NU lunch walks open campus to community
To increase community accessibility to Nevada Union High School's campus, principal Dan Frisella is inviting parents, residents, educators and community stakeholders to take a walk with him during the students' lunch hour. "I just wanted to give the community access to the school," Frisella said. "And I wanted the community to be able to see our kids and get a chance to visit the place that the kids spend the majority of their days." Frisella said he began giving the lunch walks this year; he came up with the idea over the summer, as he explored different ways to give more people a chance to experience the culture and climate while being on campus.
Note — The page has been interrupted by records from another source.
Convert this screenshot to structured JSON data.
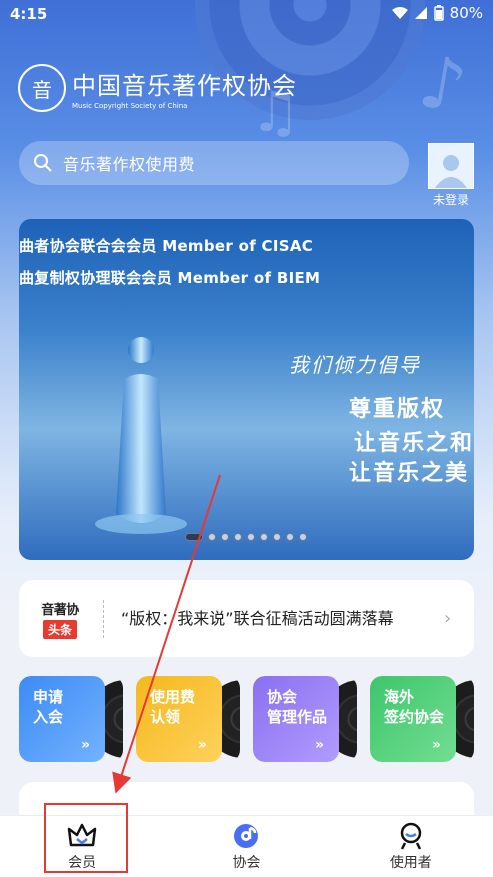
{
  "status_bar": {
    "time": "4:15",
    "battery": "80%"
  },
  "logo": {
    "cn": "中国音乐著作权协会",
    "en": "Music Copyright Society of China",
    "mark": "音"
  },
  "search": {
    "placeholder": "音乐著作权使用费"
  },
  "user": {
    "login_label": "未登录"
  },
  "banner": {
    "line1": "曲者协会联合会会员 Member of CISAC",
    "line2": "曲复制权协理联会会员 Member of BIEM",
    "headline": "我们倾力倡导",
    "slogan1": "尊重版权",
    "slogan2": "让音乐之和",
    "slogan3": "让音乐之美",
    "dot_count": 9,
    "active_dot": 0
  },
  "news": {
    "logo_top": "音著协",
    "logo_bottom": "头条",
    "headline": "“版权：我来说”联合征稿活动圆满落幕",
    "chevron": "›"
  },
  "cards": [
    {
      "line1": "申请",
      "line2": "入会",
      "color": "#3c8bf5"
    },
    {
      "line1": "使用费",
      "line2": "认领",
      "color": "#f5b81d"
    },
    {
      "line1": "协会",
      "line2": "管理作品",
      "color": "#8b6ff0"
    },
    {
      "line1": "海外",
      "line2": "签约协会",
      "color": "#3ec56b"
    }
  ],
  "card_arrow": "»",
  "bottom_nav": [
    {
      "label": "会员",
      "icon": "crown-icon"
    },
    {
      "label": "协会",
      "icon": "music-disc-icon"
    },
    {
      "label": "使用者",
      "icon": "user-badge-icon"
    }
  ],
  "annotation": {
    "highlight_color": "#e53935"
  }
}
In his first year as principal, Frisella also wanted to be able to get access to the community while trying to improve communication between NU's administration and the community at large. "To be with them and finding time within my school day allows me to do that with them here," Frisella said. "It also increases their investment in the school to actually see and feel what the school is like." Held from 11:40 a.m. to 12:30 p.m. every Tuesday and Thursday, the lunch walks are open to anyone who schedules to attend through the principal's office. Visitors sign in at the school's front office, then meet Frisella in the main hallway to begin a tour of the campus. "I tend to ask people what they want to see on the campus first," Frisella said. "That way, I can take them around and gauge their interests as we go. I also like to showcase our impressive areas on campus to give them a sense of what we can offer students, to let them know, if you're a student with an interest in anything, we have it here." Community members interested in taking a tour of the cafeteria can take a walk with Frisella into the back of the kitchen to see the food that is being served. Frisella said lunch activities and programs like culinary arts, painting, pottery, wood shop, and dance are available for lunch walk participants to sit in on. NU Librarian Jill Sonnenberg offers students a place to socialize and have their lunches while participating in games such as double-dutch and ping-pong. Sonnenberg said the lunch walks have given people outside of the school a chance to see what the library has to offer students, specifically since NU enacted a closed campus policy this year. "We feel glad to be more open to the community and we're glad to show the library to the community, because the kids are here and we want them to see that they're welcomed," Sonnenberg said. "I think Mr. Frisella has increased the level of transparency around what's happening at the school, and that can only be a good thing." Nevada City School District Superintendent Roxanne Gilpatric did a lunch walk with Frisella several weeks ago. "The perception that I took away when I was leaving campus is that it is a gentle place," Gilpatric said. "No matter where we went, I saw groups of students and everybody appeared happy. Students have an opportunity to be engaged, or just to be by themselves during lunch. So I walked away with a really nice feeling about the kids on campus." Mark Rindels, pastor at First Baptist Church in Grass Valley, did a lunch walk with Frisella and said he was impressed by the sense of community that the students and faculty had in their interactions with each other. "I think a lot of times we have an incorrect impression of the way schools are," Rindels said. "But going on campus and just experiencing it firsthand gives you a feel for the good quality of education that is taking place at Nevada Union." While it has been just over a month since the school year started, Frisella said he has gotten great feedback. "People are surprised about how happy the kids are on campus," Frisella said. "They're blown away about all the programs we have on campus, they leave excited about the facilities that are here for both their kids and the rest of the community. It's been overwhelmingly positive." Grass Valley resident Marty Lombardi, who recently donated picnic benches for students to use during lunch, attended a lunch walk Thursday and said the lunch walk opens the campus up to community members in a positive way. "He wants the community to view this place as their high school. Not all academic institutions do that," Lombardi said. "The lunch walks facilitate so much more social interaction between the school and the community." To contact Staff Writer Ivan Natividad, email email@example.com or call 530-477-4236.